Published on: 15 Apr 2019

Using PASS to support pupil wellbeing

By Liz Prescott, Deputy Headteacher at Gabalfa Primary School, Cardiff

Wellbeing is a major focus in our school and PASS plays an important role in ensuring that the facilities we have and the support we provide are directed in the right way

The new Curriculum for Wales aims for all our children to become ambitious, capable learners; ethical, informed citizens; enterprising, creative contributors and healthy, confident individuals. At Gabalfa Primary School, many of our pupils will gain these skills solely from school and so we take our responsibility for this area very seriously when planning for improvement. National news has focussed on the increasing numbers of pupils with mental health issues and this is certainly something we see mirrored in our own pupils.

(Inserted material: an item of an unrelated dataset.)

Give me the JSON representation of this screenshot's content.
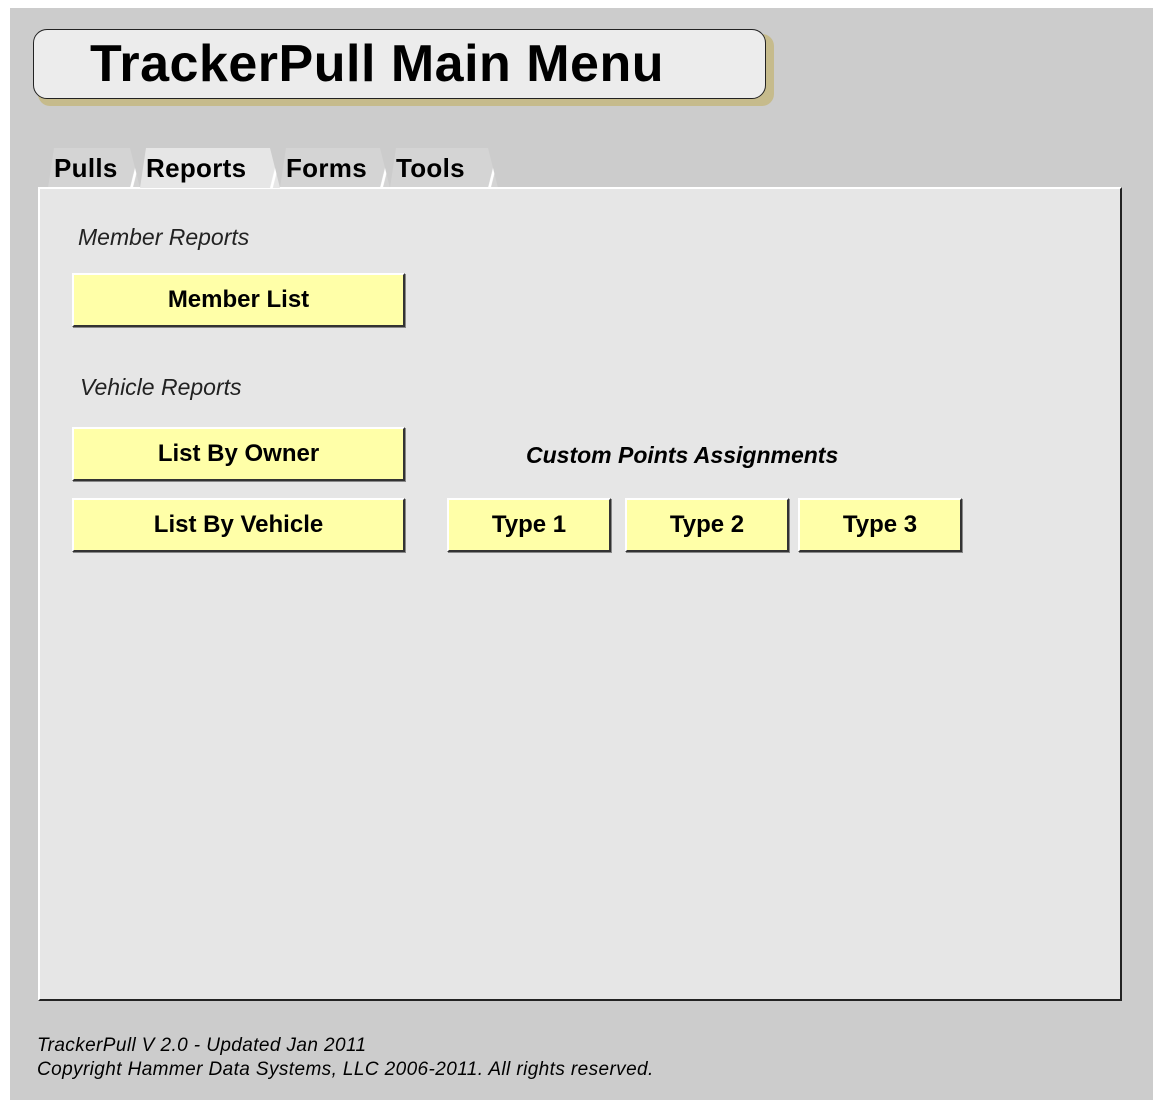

Some of our pupils experiencing these difficulties are easily identified – we are told by family members, the child speaks to us, behaviour changes and can become extreme. However, there are some pupils who bottle up their feelings and have learnt not to show others their emotions or share their problems. These children may continue to attain average grades or slightly underachieve but not pose any real concern. In a class of 30 pupils it is very difficult to identify the individual needs of each pupil if not stated or obvious.

GL Assessment’s Pupil Attitudes to Self and School (PASS) is an online survey taken by pupils in Year 1 to Year 6 at our school (aged 5 to 11). The test, crucially, doesn’t take very long to complete (about 20 minutes) and we make sure we read the questions, if necessary, so that the pupils understand what is being asked so we can get a true reflection. The results really give us an insight into a range of pupils’ feelings.

The most useful part of PASS is, of course, the results. These are immediately and easily retrieved via GL Assessment’s online testing platform. The results provide in depth analysis of the attitudinal differences between genders, year groups, ethnic groups, language spoken, free school meals pupils and special educational needs pupils. The results show non-standardised scores, to enable a school to analyse changes within their school over time, and standardised scores that provide percentiles which compare with national norms.

Carrying out the PASS survey, of course, is not enough – it is the effective use of the data that makes the difference. Wellbeing is a major focus in our school and PASS plays an important role in ensuring that the facilities we have and the support we provide are directed in the right way. As with all schools, budgets are extremely tight and so PASS helps us ensure that we are getting value for money. The class teacher uses the PASS results to understand more clearly the feelings of their pupils. Planning and organisation is adapted to provide support for relevant pupils. Sometimes just a regular reassuring word can make a huge amount of difference.

Poor attitudes towards self and school can also explain regular absence and so, working closely with the attendance officer, we can encourage children to be in school. Our initial PASS survey is carried out around October. The following June, we reassess PASS with all pupils and analyse any impact through this data. Cross-referencing PASS results with attendance figures, target setting information and behaviour reports enables us to analyse any impact of support.

Gabalfa Primary School, Cardiff is one of our Advocate Partners